The opinion of the court was delivered by: Gary L. Sharpe, United States District Judge
Presently before the Court is a petition for habeas corpus brought by Petitioner Randy Hampton pursuant to 28 U.S.C. § 2241. Dkt. No. 1. Petitioner has paid the filing fee required for this action. Petitioner, who is confined at the Federal Correctional Institution at Ray Brook, New York, brings this action to challenge a sentence imposed by the United States District Court for the Southern District of New York. Petitioner was convicted on April 1, 1996 and sentenced to a term of 360 months imprisonment. Dkt. No. 1, Petition at 2. Petitioner does not indicate whether he appealed from his conviction and sentence. According to Petitioner, he filed a motion, pursuant to 28 U.S.C. § 2255 in the sentencing court, which that court denied on January 22, 2003. Dkt. No. 1, Memorandum of Law at 3.
In support of his Petition, Petitioner relies upon Apprendi v. New Jersey, 530 U.S. 466, 120 S.Ct. 2348 (2000);*fn1 Blakely v. Washington, 542 U.S. 296, 124 S.Ct. 2531 (2004);*fn2 and United States v. Booker, 543 U.S. 220, 125 S.Ct. 738 (2005).*fn3 Petitioner asserts that his sentence enhancements violate his Sixth Amendment right to a jury trial, and that he is therefore entitled to resentencing. Dkt. No. 1, Memorandum of Law at 4.*fn4
A. Section 2255 and Section 2241
A prisoner in custody under sentence of a federal court who wishes to attack the validity of his conviction or sentence collaterally may file a motion in the sentencing court pursuant to 28 U.S.C. § 2255. See 28 U.S.C. § 2255; Adams v. United States, 372 F.3d 132, 134 (2d Cir. 2004); Chambers v. United States, 106 F.3d 472, 474 (2d Cir. 1997). That right, however, is not unlimited. Rather, § 2255 contains a gatekeeping provision that limits a petitioner's ability to file a second or successive § 2255 motion. In pertinent part, this statute provides that
[a] second or successive motion must be certified as provided in section 2244 by a panel of the appropriate court of appeals to contain --

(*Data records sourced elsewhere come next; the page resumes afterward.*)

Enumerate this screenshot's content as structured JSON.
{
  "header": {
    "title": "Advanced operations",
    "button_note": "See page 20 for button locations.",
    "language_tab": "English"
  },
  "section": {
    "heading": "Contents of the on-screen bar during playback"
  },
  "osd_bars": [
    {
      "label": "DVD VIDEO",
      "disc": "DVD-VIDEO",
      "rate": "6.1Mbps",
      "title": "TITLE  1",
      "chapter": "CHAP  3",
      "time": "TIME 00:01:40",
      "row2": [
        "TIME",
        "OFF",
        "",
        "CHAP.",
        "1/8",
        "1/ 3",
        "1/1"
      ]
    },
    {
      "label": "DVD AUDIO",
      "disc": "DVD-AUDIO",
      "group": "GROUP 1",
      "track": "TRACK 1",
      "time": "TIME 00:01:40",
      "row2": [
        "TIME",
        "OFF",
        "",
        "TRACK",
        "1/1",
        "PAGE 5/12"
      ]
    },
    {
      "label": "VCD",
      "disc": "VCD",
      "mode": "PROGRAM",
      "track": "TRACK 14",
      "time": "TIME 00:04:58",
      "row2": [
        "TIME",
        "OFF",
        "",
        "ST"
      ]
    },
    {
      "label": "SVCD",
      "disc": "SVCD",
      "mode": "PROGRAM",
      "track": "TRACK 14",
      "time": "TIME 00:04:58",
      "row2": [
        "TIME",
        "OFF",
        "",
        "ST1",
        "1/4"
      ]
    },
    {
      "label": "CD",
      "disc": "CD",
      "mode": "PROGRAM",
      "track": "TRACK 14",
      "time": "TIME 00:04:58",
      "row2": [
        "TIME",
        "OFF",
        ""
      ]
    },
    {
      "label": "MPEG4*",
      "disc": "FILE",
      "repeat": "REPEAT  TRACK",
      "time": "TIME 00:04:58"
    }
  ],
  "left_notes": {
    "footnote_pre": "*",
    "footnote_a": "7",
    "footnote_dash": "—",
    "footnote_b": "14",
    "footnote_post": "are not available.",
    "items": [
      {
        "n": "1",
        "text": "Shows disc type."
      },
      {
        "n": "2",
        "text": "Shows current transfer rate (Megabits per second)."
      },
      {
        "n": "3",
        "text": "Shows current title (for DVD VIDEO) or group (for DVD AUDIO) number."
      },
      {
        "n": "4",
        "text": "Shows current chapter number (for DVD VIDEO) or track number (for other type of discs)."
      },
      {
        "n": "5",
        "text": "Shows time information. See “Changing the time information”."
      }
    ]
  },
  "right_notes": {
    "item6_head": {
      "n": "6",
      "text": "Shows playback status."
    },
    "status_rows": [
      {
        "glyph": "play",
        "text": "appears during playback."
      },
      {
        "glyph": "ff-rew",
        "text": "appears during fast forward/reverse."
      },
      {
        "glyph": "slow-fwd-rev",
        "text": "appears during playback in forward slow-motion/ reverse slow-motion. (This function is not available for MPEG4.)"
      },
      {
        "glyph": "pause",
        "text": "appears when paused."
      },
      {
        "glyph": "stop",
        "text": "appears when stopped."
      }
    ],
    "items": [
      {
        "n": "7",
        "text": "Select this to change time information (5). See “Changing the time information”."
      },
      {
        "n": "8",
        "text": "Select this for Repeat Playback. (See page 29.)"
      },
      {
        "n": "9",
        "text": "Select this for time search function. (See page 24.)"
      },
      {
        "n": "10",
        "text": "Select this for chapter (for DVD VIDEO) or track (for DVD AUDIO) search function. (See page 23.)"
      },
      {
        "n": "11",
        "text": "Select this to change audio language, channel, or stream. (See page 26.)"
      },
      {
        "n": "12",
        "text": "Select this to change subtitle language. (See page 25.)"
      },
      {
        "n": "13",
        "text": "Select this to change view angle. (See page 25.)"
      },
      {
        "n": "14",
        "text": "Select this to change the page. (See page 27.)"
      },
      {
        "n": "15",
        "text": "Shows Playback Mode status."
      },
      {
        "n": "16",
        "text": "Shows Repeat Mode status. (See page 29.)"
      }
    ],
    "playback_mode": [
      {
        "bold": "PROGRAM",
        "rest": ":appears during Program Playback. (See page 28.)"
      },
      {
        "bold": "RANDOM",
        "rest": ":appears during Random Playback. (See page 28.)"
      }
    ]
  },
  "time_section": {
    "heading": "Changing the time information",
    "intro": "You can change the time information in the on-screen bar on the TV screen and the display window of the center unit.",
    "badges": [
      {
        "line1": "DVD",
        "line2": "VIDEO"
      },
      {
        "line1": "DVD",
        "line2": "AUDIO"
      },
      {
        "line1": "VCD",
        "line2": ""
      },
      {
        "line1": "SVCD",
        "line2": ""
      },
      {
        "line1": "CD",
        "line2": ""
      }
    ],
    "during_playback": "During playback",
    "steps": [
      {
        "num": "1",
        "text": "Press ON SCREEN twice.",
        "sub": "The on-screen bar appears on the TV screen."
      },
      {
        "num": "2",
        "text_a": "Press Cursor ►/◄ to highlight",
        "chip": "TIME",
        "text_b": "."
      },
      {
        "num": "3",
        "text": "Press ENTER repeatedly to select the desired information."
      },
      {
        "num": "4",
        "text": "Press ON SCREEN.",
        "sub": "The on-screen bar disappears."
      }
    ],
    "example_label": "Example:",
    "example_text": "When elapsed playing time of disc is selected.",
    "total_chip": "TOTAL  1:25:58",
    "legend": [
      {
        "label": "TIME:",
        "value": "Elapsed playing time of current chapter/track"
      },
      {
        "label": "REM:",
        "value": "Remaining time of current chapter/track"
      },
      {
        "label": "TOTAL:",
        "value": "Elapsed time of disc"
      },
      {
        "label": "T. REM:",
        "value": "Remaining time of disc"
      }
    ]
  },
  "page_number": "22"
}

(1) newly discovered evidence that, if proven and viewed in light of the evidence as a whole, would be sufficient to establish by clear and convincing evidence that no reasonable factfinder would have found the movant guilty of the offense; or
(2) a new rule of constitutional law, made retroactive to cases on collateral review by the Supreme Court, that was previously unavailable.
By contrast, a petition pursuant to 28 U.S.C. § 2241 is the proper vehicle to challenge the execution of a sentence. See Adams, 372 F.3d at 135; 28 U.S.C. § 2241. For example, a petitioner may use a § 2241 petition to challenge a federal official's computation of a sentence, parole decisions, or prison disciplinary actions. See Jiminian v. Nash, 245 F.3d 144, 146 (2d Cir. 2001) (citation omitted). A federal prisoner, however, generally may not seek relief from his conviction or sentence pursuant to a § 2241 petition.
B. Section 2255's Savings Clause
There is an exception to the bar against a federal prisoner using a § 2241 petition to attack a federal conviction collaterally. Pursuant to the so-called "savings clause" of § 2255, a federal prisoner may seek relief under § 2241 if he can show that his remedy under § 2255 "is inadequate or ineffective to test the legality of his ...